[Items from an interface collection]

◆ ◆ ◆

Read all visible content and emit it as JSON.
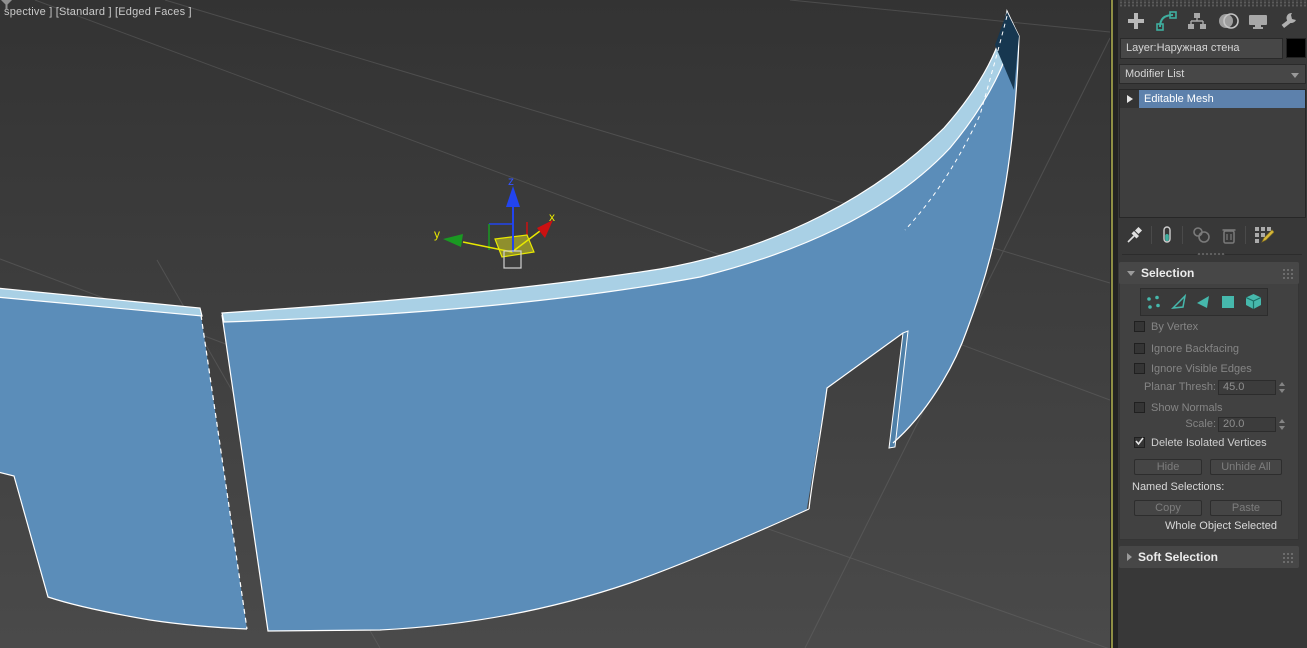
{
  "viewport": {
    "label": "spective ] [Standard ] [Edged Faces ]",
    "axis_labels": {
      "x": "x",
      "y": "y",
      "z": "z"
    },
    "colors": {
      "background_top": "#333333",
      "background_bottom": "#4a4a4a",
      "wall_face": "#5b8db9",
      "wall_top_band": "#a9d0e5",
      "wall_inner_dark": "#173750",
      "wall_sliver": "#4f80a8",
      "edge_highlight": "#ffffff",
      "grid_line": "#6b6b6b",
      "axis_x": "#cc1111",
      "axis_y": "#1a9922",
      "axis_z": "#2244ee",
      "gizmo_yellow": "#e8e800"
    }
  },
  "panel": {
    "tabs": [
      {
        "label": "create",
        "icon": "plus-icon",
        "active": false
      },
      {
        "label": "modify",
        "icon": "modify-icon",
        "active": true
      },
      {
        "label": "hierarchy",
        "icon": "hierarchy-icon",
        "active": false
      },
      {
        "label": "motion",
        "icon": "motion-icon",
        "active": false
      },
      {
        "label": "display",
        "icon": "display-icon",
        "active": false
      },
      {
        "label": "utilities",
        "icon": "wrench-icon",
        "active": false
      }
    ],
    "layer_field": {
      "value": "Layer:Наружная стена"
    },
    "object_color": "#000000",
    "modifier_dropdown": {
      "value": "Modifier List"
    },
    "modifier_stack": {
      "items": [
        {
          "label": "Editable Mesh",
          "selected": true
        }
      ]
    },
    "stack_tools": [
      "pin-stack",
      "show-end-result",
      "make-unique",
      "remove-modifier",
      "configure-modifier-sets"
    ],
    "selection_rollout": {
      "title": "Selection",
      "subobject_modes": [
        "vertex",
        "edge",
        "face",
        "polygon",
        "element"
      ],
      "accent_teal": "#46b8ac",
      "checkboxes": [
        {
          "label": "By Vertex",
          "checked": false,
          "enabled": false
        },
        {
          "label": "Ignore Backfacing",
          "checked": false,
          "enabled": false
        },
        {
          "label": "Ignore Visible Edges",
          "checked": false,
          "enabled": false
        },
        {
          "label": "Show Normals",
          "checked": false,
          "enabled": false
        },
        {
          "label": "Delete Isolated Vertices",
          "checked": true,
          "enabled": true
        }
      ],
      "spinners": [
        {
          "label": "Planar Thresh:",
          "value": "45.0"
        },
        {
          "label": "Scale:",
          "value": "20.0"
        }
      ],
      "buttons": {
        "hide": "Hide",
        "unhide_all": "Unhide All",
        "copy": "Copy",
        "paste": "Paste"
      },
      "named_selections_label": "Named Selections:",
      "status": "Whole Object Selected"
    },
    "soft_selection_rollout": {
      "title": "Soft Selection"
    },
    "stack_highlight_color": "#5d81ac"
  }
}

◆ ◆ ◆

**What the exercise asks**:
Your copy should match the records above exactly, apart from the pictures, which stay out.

**Response for this exercise**:
Read all visible content and emit it as JSON.
{
  "viewport": {
    "label": "spective ] [Standard ] [Edged Faces ]",
    "axis_labels": {
      "x": "x",
      "y": "y",
      "z": "z"
    },
    "colors": {
      "background_top": "#333333",
      "background_bottom": "#4a4a4a",
      "wall_face": "#5b8db9",
      "wall_top_band": "#a9d0e5",
      "wall_inner_dark": "#173750",
      "wall_sliver": "#4f80a8",
      "edge_highlight": "#ffffff",
      "grid_line": "#6b6b6b",
      "axis_x": "#cc1111",
      "axis_y": "#1a9922",
      "axis_z": "#2244ee",
      "gizmo_yellow": "#e8e800"
    }
  },
  "panel": {
    "tabs": [
      {
        "label": "create",
        "icon": "plus-icon",
        "active": false
      },
      {
        "label": "modify",
        "icon": "modify-icon",
        "active": true
      },
      {
        "label": "hierarchy",
        "icon": "hierarchy-icon",
        "active": false
      },
      {
        "label": "motion",
        "icon": "motion-icon",
        "active": false
      },
      {
        "label": "display",
        "icon": "display-icon",
        "active": false
      },
      {
        "label": "utilities",
        "icon": "wrench-icon",
        "active": false
      }
    ],
    "layer_field": {
      "value": "Layer:Наружная стена"
    },
    "object_color": "#000000",
    "modifier_dropdown": {
      "value": "Modifier List"
    },
    "modifier_stack": {
      "items": [
        {
          "label": "Editable Mesh",
          "selected": true
        }
      ]
    },
    "stack_tools": [
      "pin-stack",
      "show-end-result",
      "make-unique",
      "remove-modifier",
      "configure-modifier-sets"
    ],
    "selection_rollout": {
      "title": "Selection",
      "subobject_modes": [
        "vertex",
        "edge",
        "face",
        "polygon",
        "element"
      ],
      "accent_teal": "#46b8ac",
      "checkboxes": [
        {
          "label": "By Vertex",
          "checked": false,
          "enabled": false
        },
        {
          "label": "Ignore Backfacing",
          "checked": false,
          "enabled": false
        },
        {
          "label": "Ignore Visible Edges",
          "checked": false,
          "enabled": false
        },
        {
          "label": "Show Normals",
          "checked": false,
          "enabled": false
        },
        {
          "label": "Delete Isolated Vertices",
          "checked": true,
          "enabled": true
        }
      ],
      "spinners": [
        {
          "label": "Planar Thresh:",
          "value": "45.0"
        },
        {
          "label": "Scale:",
          "value": "20.0"
        }
      ],
      "buttons": {
        "hide": "Hide",
        "unhide_all": "Unhide All",
        "copy": "Copy",
        "paste": "Paste"
      },
      "named_selections_label": "Named Selections:",
      "status": "Whole Object Selected"
    },
    "soft_selection_rollout": {
      "title": "Soft Selection"
    },
    "stack_highlight_color": "#5d81ac"
  }
}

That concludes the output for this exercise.